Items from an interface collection
Segment Open
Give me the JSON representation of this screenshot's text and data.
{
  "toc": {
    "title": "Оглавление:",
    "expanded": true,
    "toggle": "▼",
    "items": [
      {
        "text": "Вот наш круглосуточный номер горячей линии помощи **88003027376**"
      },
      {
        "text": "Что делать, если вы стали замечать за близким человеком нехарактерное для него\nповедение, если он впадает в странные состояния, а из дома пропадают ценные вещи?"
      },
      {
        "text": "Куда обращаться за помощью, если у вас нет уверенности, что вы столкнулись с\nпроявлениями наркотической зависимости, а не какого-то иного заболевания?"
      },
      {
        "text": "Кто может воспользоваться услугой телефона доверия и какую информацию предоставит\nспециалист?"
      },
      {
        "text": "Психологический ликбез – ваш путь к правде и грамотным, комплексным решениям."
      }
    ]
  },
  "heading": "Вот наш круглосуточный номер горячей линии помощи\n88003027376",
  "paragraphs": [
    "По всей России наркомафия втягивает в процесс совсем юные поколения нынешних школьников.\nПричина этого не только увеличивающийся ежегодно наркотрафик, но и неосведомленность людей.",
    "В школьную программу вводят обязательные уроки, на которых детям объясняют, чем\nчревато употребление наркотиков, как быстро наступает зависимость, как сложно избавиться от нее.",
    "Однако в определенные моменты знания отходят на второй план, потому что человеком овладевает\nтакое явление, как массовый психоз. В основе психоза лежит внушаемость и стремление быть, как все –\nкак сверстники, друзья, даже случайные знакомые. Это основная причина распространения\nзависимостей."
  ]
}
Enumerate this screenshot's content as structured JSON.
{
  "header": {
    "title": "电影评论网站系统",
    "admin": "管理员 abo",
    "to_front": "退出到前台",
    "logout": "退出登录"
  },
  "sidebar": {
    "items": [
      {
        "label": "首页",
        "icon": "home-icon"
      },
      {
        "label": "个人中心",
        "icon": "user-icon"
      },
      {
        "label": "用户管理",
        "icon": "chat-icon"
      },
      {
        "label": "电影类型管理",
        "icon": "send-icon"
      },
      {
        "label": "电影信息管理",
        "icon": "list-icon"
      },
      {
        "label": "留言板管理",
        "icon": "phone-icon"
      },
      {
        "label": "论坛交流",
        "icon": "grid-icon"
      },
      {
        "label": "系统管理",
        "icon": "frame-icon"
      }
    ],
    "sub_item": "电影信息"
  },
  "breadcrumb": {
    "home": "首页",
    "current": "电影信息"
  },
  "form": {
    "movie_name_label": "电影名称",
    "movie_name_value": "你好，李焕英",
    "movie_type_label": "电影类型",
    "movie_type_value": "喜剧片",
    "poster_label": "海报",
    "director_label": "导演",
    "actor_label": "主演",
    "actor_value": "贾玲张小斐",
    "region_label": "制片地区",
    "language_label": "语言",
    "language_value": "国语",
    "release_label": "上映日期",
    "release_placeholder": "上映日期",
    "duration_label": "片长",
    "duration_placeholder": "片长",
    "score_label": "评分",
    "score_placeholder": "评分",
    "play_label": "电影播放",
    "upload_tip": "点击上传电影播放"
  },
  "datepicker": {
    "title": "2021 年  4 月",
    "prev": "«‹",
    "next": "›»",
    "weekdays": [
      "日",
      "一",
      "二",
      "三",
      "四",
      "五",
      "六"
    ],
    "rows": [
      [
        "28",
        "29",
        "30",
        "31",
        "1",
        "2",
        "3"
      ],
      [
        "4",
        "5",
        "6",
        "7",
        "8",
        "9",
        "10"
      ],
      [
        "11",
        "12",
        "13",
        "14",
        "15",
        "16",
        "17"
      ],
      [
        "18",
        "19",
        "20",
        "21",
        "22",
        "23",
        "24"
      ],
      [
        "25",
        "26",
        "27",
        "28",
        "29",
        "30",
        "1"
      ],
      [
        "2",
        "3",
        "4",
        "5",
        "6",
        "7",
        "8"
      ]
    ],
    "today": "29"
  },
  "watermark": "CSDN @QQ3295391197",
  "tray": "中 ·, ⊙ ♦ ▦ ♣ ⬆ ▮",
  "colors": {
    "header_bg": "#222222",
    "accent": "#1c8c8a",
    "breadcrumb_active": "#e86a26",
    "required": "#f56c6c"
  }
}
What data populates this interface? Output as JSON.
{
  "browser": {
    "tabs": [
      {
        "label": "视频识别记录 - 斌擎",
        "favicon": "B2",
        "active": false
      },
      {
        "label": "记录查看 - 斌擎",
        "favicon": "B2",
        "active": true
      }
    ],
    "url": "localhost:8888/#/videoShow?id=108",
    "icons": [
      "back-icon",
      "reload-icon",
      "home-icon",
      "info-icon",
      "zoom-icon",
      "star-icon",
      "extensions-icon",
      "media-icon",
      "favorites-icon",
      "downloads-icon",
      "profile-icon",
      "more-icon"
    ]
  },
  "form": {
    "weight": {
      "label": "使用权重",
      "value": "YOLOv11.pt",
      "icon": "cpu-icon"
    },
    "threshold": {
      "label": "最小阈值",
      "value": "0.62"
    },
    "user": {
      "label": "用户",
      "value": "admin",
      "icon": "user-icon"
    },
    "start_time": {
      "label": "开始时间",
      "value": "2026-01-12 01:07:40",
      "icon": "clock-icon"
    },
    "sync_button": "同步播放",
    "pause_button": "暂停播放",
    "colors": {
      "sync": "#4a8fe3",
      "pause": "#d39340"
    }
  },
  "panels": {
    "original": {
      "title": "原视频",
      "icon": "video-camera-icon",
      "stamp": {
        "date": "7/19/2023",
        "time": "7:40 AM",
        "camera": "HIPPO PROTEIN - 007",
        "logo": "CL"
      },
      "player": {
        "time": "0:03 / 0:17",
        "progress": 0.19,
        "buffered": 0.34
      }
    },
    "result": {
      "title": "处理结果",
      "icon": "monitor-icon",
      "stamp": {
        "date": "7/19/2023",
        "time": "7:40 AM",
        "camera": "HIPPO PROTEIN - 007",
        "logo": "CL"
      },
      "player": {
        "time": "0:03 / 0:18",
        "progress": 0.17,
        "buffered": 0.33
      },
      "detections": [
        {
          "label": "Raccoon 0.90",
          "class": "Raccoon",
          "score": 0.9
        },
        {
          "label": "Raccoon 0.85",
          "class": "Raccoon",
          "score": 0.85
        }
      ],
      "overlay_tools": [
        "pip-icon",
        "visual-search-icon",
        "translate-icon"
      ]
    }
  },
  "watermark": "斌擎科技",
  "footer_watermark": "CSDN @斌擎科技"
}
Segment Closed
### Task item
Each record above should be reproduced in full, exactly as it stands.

### Expected answer
Give me the JSON representation of this screenshot's text and data.
{
  "toc": {
    "title": "Оглавление:",
    "expanded": true,
    "toggle": "▼",
    "items": [
      {
        "text": "Вот наш круглосуточный номер горячей линии помощи **88003027376**"
      },
      {
        "text": "Что делать, если вы стали замечать за близким человеком нехарактерное для него\nповедение, если он впадает в странные состояния, а из дома пропадают ценные вещи?"
      },
      {
        "text": "Куда обращаться за помощью, если у вас нет уверенности, что вы столкнулись с\nпроявлениями наркотической зависимости, а не какого-то иного заболевания?"
      },
      {
        "text": "Кто может воспользоваться услугой телефона доверия и какую информацию предоставит\nспециалист?"
      },
      {
        "text": "Психологический ликбез – ваш путь к правде и грамотным, комплексным решениям."
      }
    ]
  },
  "heading": "Вот наш круглосуточный номер горячей линии помощи\n88003027376",
  "paragraphs": [
    "По всей России наркомафия втягивает в процесс совсем юные поколения нынешних школьников.\nПричина этого не только увеличивающийся ежегодно наркотрафик, но и неосведомленность людей.",
    "В школьную программу вводят обязательные уроки, на которых детям объясняют, чем\nчревато употребление наркотиков, как быстро наступает зависимость, как сложно избавиться от нее.",
    "Однако в определенные моменты знания отходят на второй план, потому что человеком овладевает\nтакое явление, как массовый психоз. В основе психоза лежит внушаемость и стремление быть, как все –\nкак сверстники, друзья, даже случайные знакомые. Это основная причина распространения\nзависимостей."
  ]
}
Enumerate this screenshot's content as structured JSON.
{
  "header": {
    "title": "电影评论网站系统",
    "admin": "管理员 abo",
    "to_front": "退出到前台",
    "logout": "退出登录"
  },
  "sidebar": {
    "items": [
      {
        "label": "首页",
        "icon": "home-icon"
      },
      {
        "label": "个人中心",
        "icon": "user-icon"
      },
      {
        "label": "用户管理",
        "icon": "chat-icon"
      },
      {
        "label": "电影类型管理",
        "icon": "send-icon"
      },
      {
        "label": "电影信息管理",
        "icon": "list-icon"
      },
      {
        "label": "留言板管理",
        "icon": "phone-icon"
      },
      {
        "label": "论坛交流",
        "icon": "grid-icon"
      },
      {
        "label": "系统管理",
        "icon": "frame-icon"
      }
    ],
    "sub_item": "电影信息"
  },
  "breadcrumb": {
    "home": "首页",
    "current": "电影信息"
  },
  "form": {
    "movie_name_label": "电影名称",
    "movie_name_value": "你好，李焕英",
    "movie_type_label": "电影类型",
    "movie_type_value": "喜剧片",
    "poster_label": "海报",
    "director_label": "导演",
    "actor_label": "主演",
    "actor_value": "贾玲张小斐",
    "region_label": "制片地区",
    "language_label": "语言",
    "language_value": "国语",
    "release_label": "上映日期",
    "release_placeholder": "上映日期",
    "duration_label": "片长",
    "duration_placeholder": "片长",
    "score_label": "评分",
    "score_placeholder": "评分",
    "play_label": "电影播放",
    "upload_tip": "点击上传电影播放"
  },
  "datepicker": {
    "title": "2021 年  4 月",
    "prev": "«‹",
    "next": "›»",
    "weekdays": [
      "日",
      "一",
      "二",
      "三",
      "四",
      "五",
      "六"
    ],
    "rows": [
      [
        "28",
        "29",
        "30",
        "31",
        "1",
        "2",
        "3"
      ],
      [
        "4",
        "5",
        "6",
        "7",
        "8",
        "9",
        "10"
      ],
      [
        "11",
        "12",
        "13",
        "14",
        "15",
        "16",
        "17"
      ],
      [
        "18",
        "19",
        "20",
        "21",
        "22",
        "23",
        "24"
      ],
      [
        "25",
        "26",
        "27",
        "28",
        "29",
        "30",
        "1"
      ],
      [
        "2",
        "3",
        "4",
        "5",
        "6",
        "7",
        "8"
      ]
    ],
    "today": "29"
  },
  "watermark": "CSDN @QQ3295391197",
  "tray": "中 ·, ⊙ ♦ ▦ ♣ ⬆ ▮",
  "colors": {
    "header_bg": "#222222",
    "accent": "#1c8c8a",
    "breadcrumb_active": "#e86a26",
    "required": "#f56c6c"
  }
}
What data populates this interface? Output as JSON.
{
  "browser": {
    "tabs": [
      {
        "label": "视频识别记录 - 斌擎",
        "favicon": "B2",
        "active": false
      },
      {
        "label": "记录查看 - 斌擎",
        "favicon": "B2",
        "active": true
      }
    ],
    "url": "localhost:8888/#/videoShow?id=108",
    "icons": [
      "back-icon",
      "reload-icon",
      "home-icon",
      "info-icon",
      "zoom-icon",
      "star-icon",
      "extensions-icon",
      "media-icon",
      "favorites-icon",
      "downloads-icon",
      "profile-icon",
      "more-icon"
    ]
  },
  "form": {
    "weight": {
      "label": "使用权重",
      "value": "YOLOv11.pt",
      "icon": "cpu-icon"
    },
    "threshold": {
      "label": "最小阈值",
      "value": "0.62"
    },
    "user": {
      "label": "用户",
      "value": "admin",
      "icon": "user-icon"
    },
    "start_time": {
      "label": "开始时间",
      "value": "2026-01-12 01:07:40",
      "icon": "clock-icon"
    },
    "sync_button": "同步播放",
    "pause_button": "暂停播放",
    "colors": {
      "sync": "#4a8fe3",
      "pause": "#d39340"
    }
  },
  "panels": {
    "original": {
      "title": "原视频",
      "icon": "video-camera-icon",
      "stamp": {
        "date": "7/19/2023",
        "time": "7:40 AM",
        "camera": "HIPPO PROTEIN - 007",
        "logo": "CL"
      },
      "player": {
        "time": "0:03 / 0:17",
        "progress": 0.19,
        "buffered": 0.34
      }
    },
    "result": {
      "title": "处理结果",
      "icon": "monitor-icon",
      "stamp": {
        "date": "7/19/2023",
        "time": "7:40 AM",
        "camera": "HIPPO PROTEIN - 007",
        "logo": "CL"
      },
      "player": {
        "time": "0:03 / 0:18",
        "progress": 0.17,
        "buffered": 0.33
      },
      "detections": [
        {
          "label": "Raccoon 0.90",
          "class": "Raccoon",
          "score": 0.9
        },
        {
          "label": "Raccoon 0.85",
          "class": "Raccoon",
          "score": 0.85
        }
      ],
      "overlay_tools": [
        "pip-icon",
        "visual-search-icon",
        "translate-icon"
      ]
    }
  },
  "watermark": "斌擎科技",
  "footer_watermark": "CSDN @斌擎科技"
}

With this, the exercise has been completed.